    During your Phase 1 training you will learn about life in the Royal Navy. This takes place on weekly drill nights. You’ll also spend two weekends learning about life in the military and what it is like at sea

  • Confirmation course

    This two-week course is held at Britannia Royal Naval College (BRNC). Officer Cadets also have to undertake a pre-BRNC selection weekend to ensure you are ready for the course

Initial training

Training and development continues throughout your career with the Royal Navy Reserve.

Basic training takes place at weekends and on weekday evenings at your local unit. These link in with national training weekends where you’ll train with people from other units. You’ll complete a 1-week weapons course, before attending a 2-week confirmation course at BRNC. There you’ll train alongside officers who are completing their basic training for the full-time Royal Navy.

Training is also conducted online via a Virtual Learning Environment, so you’ll need access to the Internet.

There's also a swimming test, so if you can't swim, make sure you learn by the time you join us.

Professional training

As an Officer in the Royal Naval Reserve, you’ll have the chance to complete continuous professional training throughout your career. The courses and qualifications available to you will depend on the specialisation or the branch that you choose. 

As a Young Officer you will train for an exam called the Fleetboard, after you pass you’ll be promoted to Sub-Lieutenant. 
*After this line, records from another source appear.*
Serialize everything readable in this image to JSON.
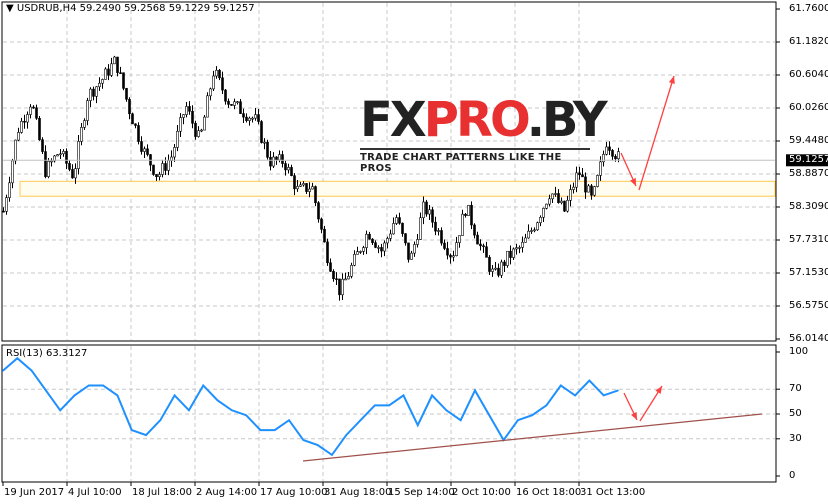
{
  "header": {
    "symbol": "USDRUB,H4",
    "ohlc": "59.2490 59.2568 59.1229 59.1257"
  },
  "logo": {
    "text": "FXPRO.BY",
    "tagline": "TRADE CHART PATTERNS LIKE THE PROS"
  },
  "colors": {
    "candle": "#000000",
    "rsi_line": "#1e90ff",
    "arrow": "#ff4040",
    "trendline": "#a0504a",
    "zone": "#ffc850",
    "grid": "#c8c8c8"
  },
  "chart_data": [
    {
      "type": "candlestick",
      "title": "USDRUB,H4",
      "ylim": [
        56.014,
        61.76
      ],
      "y_ticks": [
        "61.7600",
        "61.1820",
        "60.6040",
        "60.0260",
        "59.4480",
        "58.8870",
        "58.3090",
        "57.7310",
        "57.1530",
        "56.5750",
        "56.0140"
      ],
      "current_price": "59.1257",
      "x_ticks": [
        "19 Jun 2017",
        "4 Jul 10:00",
        "18 Jul 18:00",
        "2 Aug 14:00",
        "17 Aug 10:00",
        "31 Aug 18:00",
        "15 Sep 14:00",
        "2 Oct 10:00",
        "16 Oct 18:00",
        "31 Oct 13:00"
      ],
      "price_path": [
        58.24,
        59.64,
        60.17,
        58.94,
        59.29,
        58.85,
        60.25,
        60.52,
        60.87,
        59.99,
        59.29,
        58.85,
        59.2,
        60.08,
        59.46,
        60.69,
        60.17,
        59.99,
        59.82,
        59.11,
        59.11,
        58.59,
        58.68,
        57.54,
        56.84,
        57.36,
        57.89,
        57.54,
        58.15,
        57.36,
        58.33,
        57.89,
        57.45,
        58.33,
        57.63,
        57.1,
        57.45,
        57.63,
        58.06,
        58.59,
        58.24,
        58.94,
        58.41,
        59.46,
        59.13
      ],
      "support_zone": [
        58.5,
        58.76
      ],
      "grid": true
    },
    {
      "type": "line",
      "title": "RSI(13) 63.3127",
      "ylim": [
        0,
        100
      ],
      "y_ticks": [
        "100",
        "70",
        "50",
        "30",
        "0"
      ],
      "values": [
        85,
        95,
        85,
        69,
        53,
        65,
        73,
        73,
        65,
        37,
        33,
        45,
        65,
        53,
        73,
        61,
        53,
        49,
        37,
        37,
        45,
        29,
        25,
        17,
        33,
        45,
        57,
        57,
        65,
        41,
        65,
        53,
        45,
        69,
        49,
        29,
        45,
        49,
        57,
        73,
        65,
        77,
        65,
        69
      ],
      "grid": true
    }
  ]
}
During training you’ll learn new skills including firefighting, sea survival and watchkeeping aboard a Royal Navy warship. This is along with how the Royal Navy works, its customs and traditions, leadership and how to conduct yourself as a Naval Officer. 

Once you have passed your Fleetboard, you’ll be able to choose which branch or specialisation you join, depending on your skills and interests, including:

General Entry

  • Above Water Force Protection (Seaman)
  • Communication Information Systems
  • Information Operations
  • Intelligence
  • Logistics
  • Maritime Trade Operations
  • Media Operations
  • Mine Warfare
  • Submarine Operations 

Civilians with Specialist Skills

You may be able to utilise your civilian skills in the Royal Navy if you have existing experience in:

  • Amphibious Warfare
  • Medicine
  • Cyber Intelligence
  • Chaplaincy
  • Diving